ACTIVITY ▸
Track down each line below containing the string "Gerar" and copy it.

DATA ▸

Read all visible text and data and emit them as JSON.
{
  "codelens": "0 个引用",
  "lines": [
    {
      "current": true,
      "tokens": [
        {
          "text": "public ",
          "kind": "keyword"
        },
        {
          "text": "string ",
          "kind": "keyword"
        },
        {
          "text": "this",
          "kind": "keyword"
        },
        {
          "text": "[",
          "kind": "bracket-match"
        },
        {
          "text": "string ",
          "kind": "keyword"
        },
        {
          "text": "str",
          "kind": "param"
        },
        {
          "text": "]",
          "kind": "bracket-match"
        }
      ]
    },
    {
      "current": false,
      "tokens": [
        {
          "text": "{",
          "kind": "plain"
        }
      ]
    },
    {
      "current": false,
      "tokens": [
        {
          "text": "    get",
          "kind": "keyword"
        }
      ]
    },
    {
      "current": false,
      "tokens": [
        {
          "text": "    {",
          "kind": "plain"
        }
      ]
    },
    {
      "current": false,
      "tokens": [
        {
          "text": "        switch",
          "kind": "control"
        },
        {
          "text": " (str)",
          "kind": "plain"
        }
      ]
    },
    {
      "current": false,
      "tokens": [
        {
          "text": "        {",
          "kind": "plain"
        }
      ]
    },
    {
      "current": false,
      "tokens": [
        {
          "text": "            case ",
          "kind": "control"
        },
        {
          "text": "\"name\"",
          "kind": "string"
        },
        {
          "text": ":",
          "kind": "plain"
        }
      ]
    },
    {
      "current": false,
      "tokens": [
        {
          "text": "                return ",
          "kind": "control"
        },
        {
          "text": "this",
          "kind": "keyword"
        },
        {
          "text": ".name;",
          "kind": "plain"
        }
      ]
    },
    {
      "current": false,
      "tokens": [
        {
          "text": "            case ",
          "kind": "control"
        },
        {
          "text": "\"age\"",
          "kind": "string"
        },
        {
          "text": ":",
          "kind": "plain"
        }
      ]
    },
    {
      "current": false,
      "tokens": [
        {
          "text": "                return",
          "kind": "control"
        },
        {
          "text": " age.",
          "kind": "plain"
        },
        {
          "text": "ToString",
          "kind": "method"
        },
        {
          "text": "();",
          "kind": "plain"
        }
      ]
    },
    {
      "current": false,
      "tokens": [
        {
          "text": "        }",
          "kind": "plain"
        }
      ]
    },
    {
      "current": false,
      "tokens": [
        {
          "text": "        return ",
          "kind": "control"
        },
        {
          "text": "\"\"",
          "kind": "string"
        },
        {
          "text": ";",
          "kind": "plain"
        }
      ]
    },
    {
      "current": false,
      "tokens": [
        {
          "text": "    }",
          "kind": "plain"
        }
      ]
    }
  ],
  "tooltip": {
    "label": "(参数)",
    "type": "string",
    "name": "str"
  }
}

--

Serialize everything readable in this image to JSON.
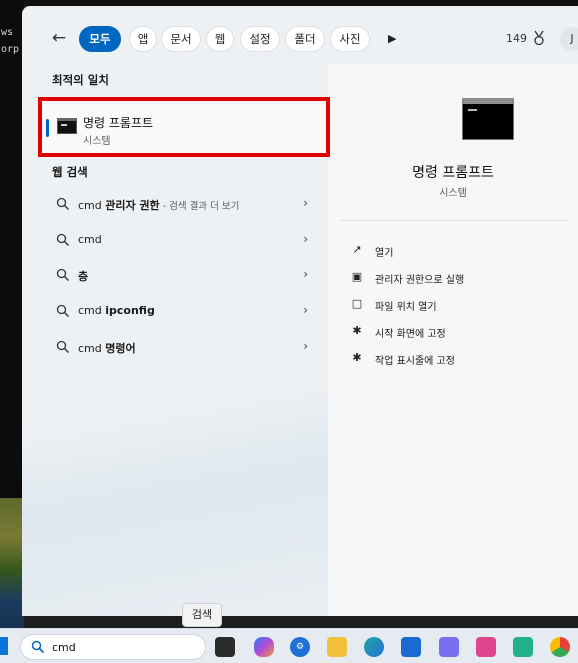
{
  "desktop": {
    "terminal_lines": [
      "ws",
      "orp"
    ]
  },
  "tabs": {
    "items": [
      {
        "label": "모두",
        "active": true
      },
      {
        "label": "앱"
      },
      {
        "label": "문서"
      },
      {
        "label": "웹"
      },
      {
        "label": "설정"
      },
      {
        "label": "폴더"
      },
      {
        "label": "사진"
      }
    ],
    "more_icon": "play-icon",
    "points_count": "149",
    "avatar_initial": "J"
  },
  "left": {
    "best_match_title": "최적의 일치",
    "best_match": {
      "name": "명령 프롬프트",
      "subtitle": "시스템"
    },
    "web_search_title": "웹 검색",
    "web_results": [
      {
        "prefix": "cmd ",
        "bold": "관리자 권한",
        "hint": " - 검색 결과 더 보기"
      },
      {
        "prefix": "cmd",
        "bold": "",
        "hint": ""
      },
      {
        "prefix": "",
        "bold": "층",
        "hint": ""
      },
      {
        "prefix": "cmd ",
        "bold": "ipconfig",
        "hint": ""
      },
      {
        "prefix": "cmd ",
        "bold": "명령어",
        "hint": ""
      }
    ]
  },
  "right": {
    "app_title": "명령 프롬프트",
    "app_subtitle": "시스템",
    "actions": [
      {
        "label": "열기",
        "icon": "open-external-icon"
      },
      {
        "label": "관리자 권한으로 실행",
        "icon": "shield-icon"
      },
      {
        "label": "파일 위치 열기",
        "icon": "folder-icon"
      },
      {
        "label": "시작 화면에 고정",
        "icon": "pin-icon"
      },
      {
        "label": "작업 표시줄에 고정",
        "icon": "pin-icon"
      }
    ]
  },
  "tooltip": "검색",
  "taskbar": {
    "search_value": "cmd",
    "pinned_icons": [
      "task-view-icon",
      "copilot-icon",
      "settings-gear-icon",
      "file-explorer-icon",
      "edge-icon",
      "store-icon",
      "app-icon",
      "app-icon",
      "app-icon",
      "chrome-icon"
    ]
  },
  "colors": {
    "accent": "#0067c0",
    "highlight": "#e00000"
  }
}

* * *

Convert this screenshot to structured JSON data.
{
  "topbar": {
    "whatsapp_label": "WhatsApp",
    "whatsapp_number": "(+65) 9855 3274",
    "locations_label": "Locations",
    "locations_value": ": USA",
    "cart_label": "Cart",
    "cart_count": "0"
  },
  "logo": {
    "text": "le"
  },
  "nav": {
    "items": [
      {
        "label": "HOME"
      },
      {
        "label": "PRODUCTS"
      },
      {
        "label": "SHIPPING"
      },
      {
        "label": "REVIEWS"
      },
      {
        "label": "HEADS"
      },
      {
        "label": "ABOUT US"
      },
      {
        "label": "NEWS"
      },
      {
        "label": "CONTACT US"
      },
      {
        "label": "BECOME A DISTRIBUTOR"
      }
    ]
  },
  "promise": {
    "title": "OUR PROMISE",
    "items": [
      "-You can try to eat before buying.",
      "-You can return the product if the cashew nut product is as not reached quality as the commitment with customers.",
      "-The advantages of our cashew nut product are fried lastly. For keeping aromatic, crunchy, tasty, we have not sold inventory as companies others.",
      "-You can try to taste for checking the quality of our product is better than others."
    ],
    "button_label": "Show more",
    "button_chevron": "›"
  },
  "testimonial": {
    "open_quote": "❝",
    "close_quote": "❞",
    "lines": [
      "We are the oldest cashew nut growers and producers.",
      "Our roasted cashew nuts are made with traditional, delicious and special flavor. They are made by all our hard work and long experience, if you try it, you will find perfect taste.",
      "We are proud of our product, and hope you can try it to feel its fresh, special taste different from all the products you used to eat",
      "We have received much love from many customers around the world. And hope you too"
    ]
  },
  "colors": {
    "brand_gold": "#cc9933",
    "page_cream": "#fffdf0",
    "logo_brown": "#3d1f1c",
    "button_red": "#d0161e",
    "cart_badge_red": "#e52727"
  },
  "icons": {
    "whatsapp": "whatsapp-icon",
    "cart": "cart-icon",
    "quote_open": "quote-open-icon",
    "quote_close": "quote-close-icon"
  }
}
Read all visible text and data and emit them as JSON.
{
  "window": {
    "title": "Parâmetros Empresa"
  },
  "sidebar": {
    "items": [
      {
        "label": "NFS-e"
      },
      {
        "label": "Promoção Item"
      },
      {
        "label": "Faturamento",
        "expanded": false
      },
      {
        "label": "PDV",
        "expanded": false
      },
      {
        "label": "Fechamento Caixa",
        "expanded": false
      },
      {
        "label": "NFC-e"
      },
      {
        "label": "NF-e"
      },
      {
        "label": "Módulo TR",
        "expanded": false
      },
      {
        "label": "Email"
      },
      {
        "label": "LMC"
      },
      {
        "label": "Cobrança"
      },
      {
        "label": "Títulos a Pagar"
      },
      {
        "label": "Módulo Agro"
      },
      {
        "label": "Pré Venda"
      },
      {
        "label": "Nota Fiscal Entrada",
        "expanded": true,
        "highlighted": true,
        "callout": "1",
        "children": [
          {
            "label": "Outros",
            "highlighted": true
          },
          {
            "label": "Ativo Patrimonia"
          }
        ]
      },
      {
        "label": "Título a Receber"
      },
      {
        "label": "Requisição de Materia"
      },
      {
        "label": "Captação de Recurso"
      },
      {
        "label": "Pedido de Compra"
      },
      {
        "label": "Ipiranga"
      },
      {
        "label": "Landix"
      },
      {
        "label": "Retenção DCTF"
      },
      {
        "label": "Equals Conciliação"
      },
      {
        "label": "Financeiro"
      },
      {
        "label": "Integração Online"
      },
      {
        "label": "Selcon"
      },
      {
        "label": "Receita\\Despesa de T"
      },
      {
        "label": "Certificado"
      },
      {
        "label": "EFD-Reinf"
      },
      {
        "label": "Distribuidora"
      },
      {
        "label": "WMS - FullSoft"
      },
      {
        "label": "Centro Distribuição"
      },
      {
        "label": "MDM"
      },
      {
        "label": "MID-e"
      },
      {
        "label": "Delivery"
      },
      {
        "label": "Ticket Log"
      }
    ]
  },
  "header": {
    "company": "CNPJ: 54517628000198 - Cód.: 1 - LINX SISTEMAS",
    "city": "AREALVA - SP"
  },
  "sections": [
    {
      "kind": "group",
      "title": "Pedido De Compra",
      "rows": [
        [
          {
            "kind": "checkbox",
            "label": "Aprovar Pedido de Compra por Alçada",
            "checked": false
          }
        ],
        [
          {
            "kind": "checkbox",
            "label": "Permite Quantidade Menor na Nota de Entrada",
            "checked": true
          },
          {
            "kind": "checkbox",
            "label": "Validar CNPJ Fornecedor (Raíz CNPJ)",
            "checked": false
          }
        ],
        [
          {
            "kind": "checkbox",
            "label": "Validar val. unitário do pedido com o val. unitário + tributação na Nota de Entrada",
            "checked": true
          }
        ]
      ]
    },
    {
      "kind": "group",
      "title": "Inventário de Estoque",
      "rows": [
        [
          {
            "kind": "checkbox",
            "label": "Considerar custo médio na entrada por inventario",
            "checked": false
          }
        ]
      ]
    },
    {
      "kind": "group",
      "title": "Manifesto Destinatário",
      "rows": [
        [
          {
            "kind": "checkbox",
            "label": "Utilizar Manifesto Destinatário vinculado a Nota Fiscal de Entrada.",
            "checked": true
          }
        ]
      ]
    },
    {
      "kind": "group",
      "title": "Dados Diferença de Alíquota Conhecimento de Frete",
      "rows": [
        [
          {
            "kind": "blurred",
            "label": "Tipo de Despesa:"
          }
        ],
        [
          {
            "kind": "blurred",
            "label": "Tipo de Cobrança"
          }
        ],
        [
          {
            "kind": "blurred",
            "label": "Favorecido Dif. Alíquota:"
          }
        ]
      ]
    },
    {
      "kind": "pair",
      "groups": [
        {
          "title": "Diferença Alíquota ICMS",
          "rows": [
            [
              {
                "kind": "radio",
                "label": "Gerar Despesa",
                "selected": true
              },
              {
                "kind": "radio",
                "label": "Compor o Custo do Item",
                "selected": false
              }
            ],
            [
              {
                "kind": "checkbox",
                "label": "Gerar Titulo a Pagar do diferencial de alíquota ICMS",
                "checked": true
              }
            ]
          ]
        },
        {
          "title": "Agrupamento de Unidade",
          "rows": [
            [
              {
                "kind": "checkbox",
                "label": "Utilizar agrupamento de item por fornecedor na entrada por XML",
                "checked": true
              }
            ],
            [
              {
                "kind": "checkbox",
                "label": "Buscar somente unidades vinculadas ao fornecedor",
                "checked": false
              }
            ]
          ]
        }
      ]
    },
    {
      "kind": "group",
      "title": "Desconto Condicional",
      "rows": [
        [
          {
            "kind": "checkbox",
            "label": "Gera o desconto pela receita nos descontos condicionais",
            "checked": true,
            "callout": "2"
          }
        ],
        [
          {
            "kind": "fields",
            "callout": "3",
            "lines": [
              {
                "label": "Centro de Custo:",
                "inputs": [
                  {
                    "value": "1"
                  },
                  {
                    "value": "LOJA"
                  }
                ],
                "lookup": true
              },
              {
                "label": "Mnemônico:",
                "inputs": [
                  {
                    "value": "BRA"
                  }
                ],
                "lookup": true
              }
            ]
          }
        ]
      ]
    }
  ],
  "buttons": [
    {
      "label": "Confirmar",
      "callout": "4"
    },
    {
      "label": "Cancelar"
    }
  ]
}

ANSWER TO THIS PROBLEM ▸
                "label": "Gerar Despesa",
                "label": "Gerar Titulo a Pagar do diferencial de alíquota ICMS",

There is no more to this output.